===== MATERIAL PROVIDED =====

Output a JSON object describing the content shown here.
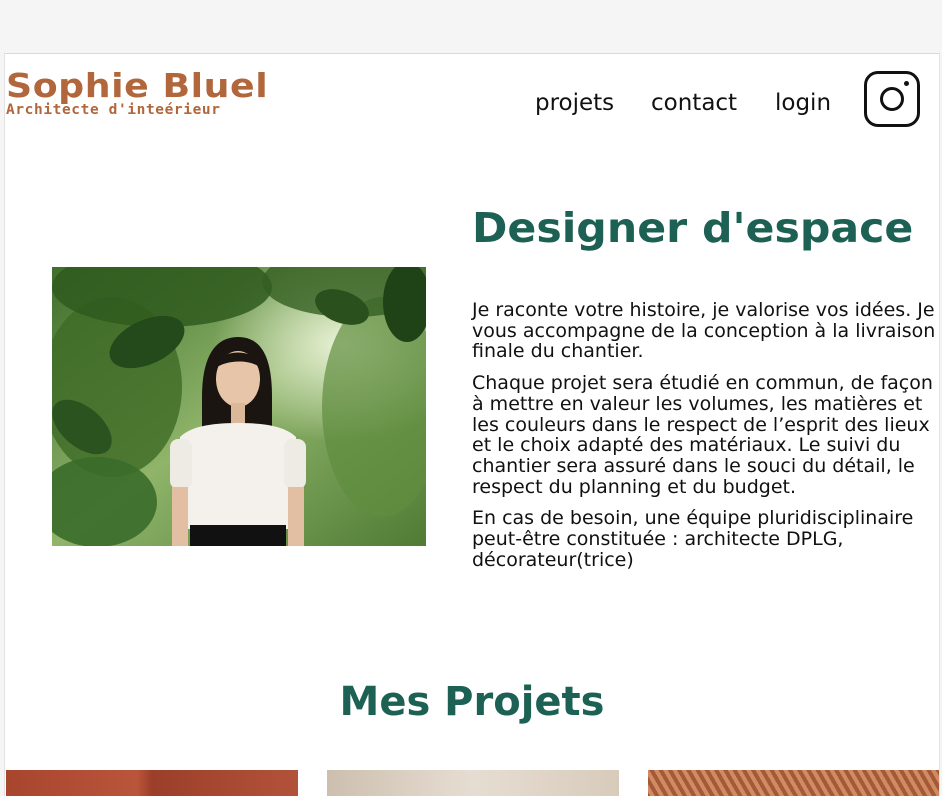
{
  "colors": {
    "brand": "#b1663c",
    "accent": "#1d6154",
    "text": "#111111"
  },
  "header": {
    "name": "Sophie Bluel",
    "subtitle": "Architecte d'inteérieur",
    "nav": {
      "projects": "projets",
      "contact": "contact",
      "login": "login"
    },
    "instagram_icon": "instagram-icon"
  },
  "intro": {
    "title": "Designer d'espace",
    "paragraphs": [
      "Je raconte votre histoire, je valorise vos idées. Je vous accompagne de la conception à la livraison finale du chantier.",
      "Chaque projet sera étudié en commun, de façon à mettre en valeur les volumes, les matières et les couleurs dans le respect de l’esprit des lieux et le choix adapté des matériaux. Le suivi du chantier sera assuré dans le souci du détail, le respect du planning et du budget.",
      "En cas de besoin, une équipe pluridisciplinaire peut-être constituée : architecte DPLG, décorateur(trice)"
    ]
  },
  "projects": {
    "title": "Mes Projets"
  }
}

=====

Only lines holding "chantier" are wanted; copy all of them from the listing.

      "Je raconte votre histoire, je valorise vos idées. Je vous accompagne de la conception à la livraison finale du chantier.",
      "Chaque projet sera étudié en commun, de façon à mettre en valeur les volumes, les matières et les couleurs dans le respect de l’esprit des lieux et le choix adapté des matériaux. Le suivi du chantier sera assuré dans le souci du détail, le respect du planning et du budget.",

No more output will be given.